Aaron Brady denies murdering Detective Garda Adrian Donohoe during armed raid
Aaron Brady (28) from New Road, Crossmaglen, Co Armagh has pleaded not guilty to the capital murder of Det Gda Adrian Donohoe. File photograph: Collins
The trial, at the Central Criminal Court, began in January but the jury did not sit for several weeks after the Covid-19 lockdown began. Trial judge Mr Justice Michael White opted to continue and when the jury returned in May the courtroom had been set up to allow for social distancing and restrictions were placed on the number of people who could be in court at any time.
When the jury was sworn it had 15 members as it was anticipated that the trial would take some months and Mr Justice White wanted extra jurors in case some had to bow out. Two have bowed out, one because of concerns related to Covid-19.
On Thursday, Mr Justice White told the remaining 13 that he must deal with issues in their absence and does not require them again until Monday morning.
Aaron Brady (28) from New Road, Crossmaglen, Co Armagh has pleaded not guilty to the capital murder of Det Gda Donohoe who was then a member of An Garda Síochána on active duty on January 25, 2013 at Lordship Credit Union, Bellurgan, Co Louth. Mr Brady has also pleaded not guilty to a charge of robbing approximately €7,000 in cash and assorted cheques on the same date and at the same location.
On the final day of evidence, Detective Inspector Mark Phillips of the National Bureau of Criminal Investigation (NBCI) told his barrister, Michael O’Higgins SC, that last September he received a report from Yonkers Police Department in New York. It related to the detention of one of the witnesses in the trial, Daniel Cahill, who spoke to gardaí at Yonkers precinct on July 25th last year after being detained by Homeland Security. Mr Cahill has given evidence that the accused told him on three occasions that he shot a garda.

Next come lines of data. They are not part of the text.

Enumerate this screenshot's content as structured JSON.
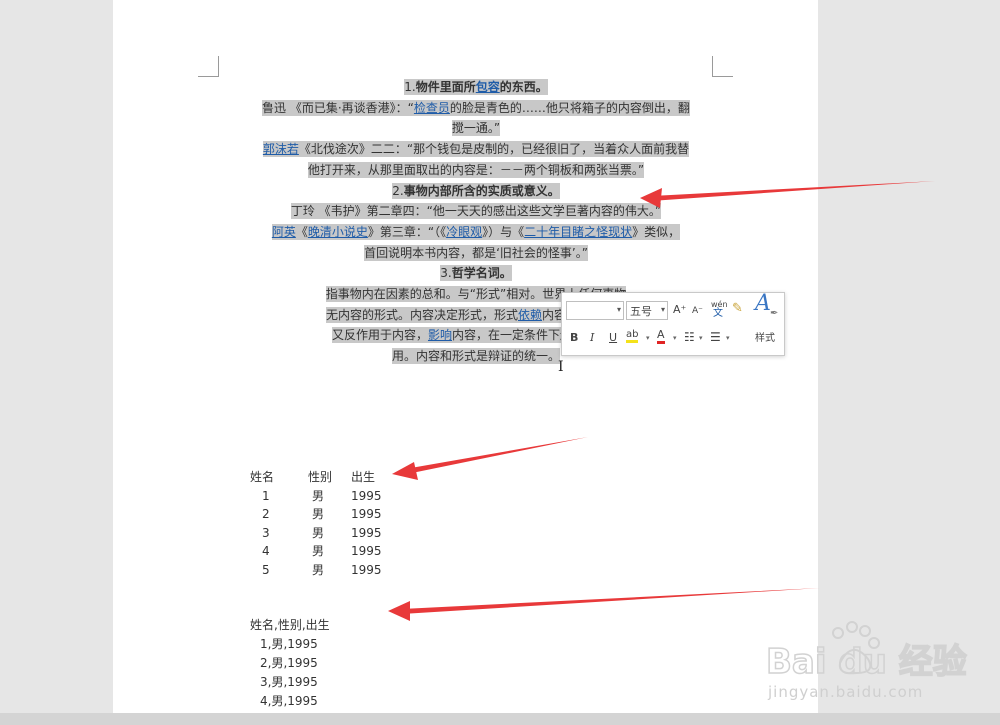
{
  "document": {
    "lines": [
      {
        "segments": [
          {
            "t": "1."
          },
          {
            "t": "物件里面所",
            "b": true
          },
          {
            "t": "包容",
            "link": true,
            "b": true
          },
          {
            "t": "的东西。",
            "b": true
          }
        ]
      },
      {
        "segments": [
          {
            "t": "鲁迅 《而已集·再谈香港》：“"
          },
          {
            "t": "检查员",
            "link": true
          },
          {
            "t": "的脸是青色的……他只将箱子的内容倒出，翻"
          }
        ]
      },
      {
        "segments": [
          {
            "t": "搅一通。”"
          }
        ]
      },
      {
        "segments": [
          {
            "t": "郭沫若",
            "link": true
          },
          {
            "t": "《北伐途次》二二：“那个钱包是皮制的，已经很旧了，当着众人面前我替"
          }
        ]
      },
      {
        "segments": [
          {
            "t": "他打开来，从那里面取出的内容是：－－两个铜板和两张当票。”"
          }
        ]
      },
      {
        "segments": [
          {
            "t": "2."
          },
          {
            "t": "事物内部所含的实质或意义。",
            "b": true
          }
        ]
      },
      {
        "segments": [
          {
            "t": "丁玲 《韦护》第二章四：“他一天天的感出这些文学巨著内容的伟大。”"
          }
        ]
      },
      {
        "segments": [
          {
            "t": "阿英",
            "link": true
          },
          {
            "t": "《"
          },
          {
            "t": "晚清小说史",
            "link": true
          },
          {
            "t": "》第三章：“（《"
          },
          {
            "t": "冷眼观",
            "link": true
          },
          {
            "t": "》）与《"
          },
          {
            "t": "二十年目睹之怪现状",
            "link": true
          },
          {
            "t": "》类似，"
          }
        ]
      },
      {
        "segments": [
          {
            "t": "首回说明本书内容，都是‘旧社会的怪事’。”"
          }
        ]
      },
      {
        "segments": [
          {
            "t": "3."
          },
          {
            "t": "哲学名词。",
            "b": true
          }
        ]
      },
      {
        "segments": [
          {
            "t": "指事物内在因素的总和。与“形式”相对。世界上任何事物"
          }
        ]
      },
      {
        "segments": [
          {
            "t": "无内容的形式。内容决定形式，形式"
          },
          {
            "t": "依赖",
            "link": true
          },
          {
            "t": "内容，并随着内"
          }
        ]
      },
      {
        "segments": [
          {
            "t": "又反作用于内容，"
          },
          {
            "t": "影响",
            "link": true
          },
          {
            "t": "内容，在一定条件下还可以对内"
          }
        ]
      },
      {
        "segments": [
          {
            "t": "用。内容和形式是辩证的统一。"
          }
        ]
      }
    ]
  },
  "minibar": {
    "font_name": "",
    "font_size": "五号",
    "grow_icon": "A⁺",
    "shrink_icon": "A⁻",
    "pinyin_top": "wén",
    "pinyin_bottom": "文",
    "bold": "B",
    "italic": "I",
    "underline": "U",
    "highlight": "ab",
    "font_color": "A",
    "bullets": "☷",
    "numbering": "☰",
    "styles_label": "样式"
  },
  "table": {
    "headers": [
      "姓名",
      "性别",
      "出生"
    ],
    "rows": [
      [
        "1",
        "男",
        "1995"
      ],
      [
        "2",
        "男",
        "1995"
      ],
      [
        "3",
        "男",
        "1995"
      ],
      [
        "4",
        "男",
        "1995"
      ],
      [
        "5",
        "男",
        "1995"
      ]
    ]
  },
  "csv": {
    "lines": [
      "姓名,性别,出生",
      "1,男,1995",
      "2,男,1995",
      "3,男,1995",
      "4,男,1995"
    ]
  },
  "watermark": {
    "brand": "Bai du 经验",
    "url": "jingyan.baidu.com"
  },
  "colors": {
    "arrow": "#e8393a",
    "highlight": "#c8c8c8",
    "link": "#1f5ca8"
  }
}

Det Insp Phillips agreed that the report mentions that steroids were found at Mr Cahill’s home when Homeland Security went there to speak to him on July 25th last year. He further agreed that the first time the defence became aware of this was when Special Agent Mary Ann Wade of Homeland Security mentioned it during her second day of cross-examination last week. He said that when he heard the special agent’s evidence it “rang a bell” and so he sought out the report. He also agreed that the prosecution accepts that this report should have been disclosed to the defence.
The report states that officers from Homeland Security called to Mr Cahill’s home because they wished to speak to him. When they arrived Mr Cahill’s wife told them he was not there and allowed officers to search the premises to find out if she was telling the truth. During the search they found what they suspected to be a small cannabis growing operation and later found Mr Cahill in the attic. An unstated quantity of steroids was also found.
According to the report Mr Cahill agreed to speak to Homeland Security and therefore went to Yonkers precinct where, the trial has previously heard, he gave a statement to gardaí. Mr O’Higgins said this was contrary to Special Agent Wade’s evidence that he was brought to the precinct in handcuffs because of the suspected presence of steroids in the apartment. The report concludes that the district attorney decided not to file charges in relation to the suspected cannabis or the steroids.
Following cross examination of Det Insp Phillips Brendan Grehan SC, for the prosecution, told the jury: “That is the end of the prosecution case.”
Mr Justice White asked the jury to return on Monday for the next stage of the trial.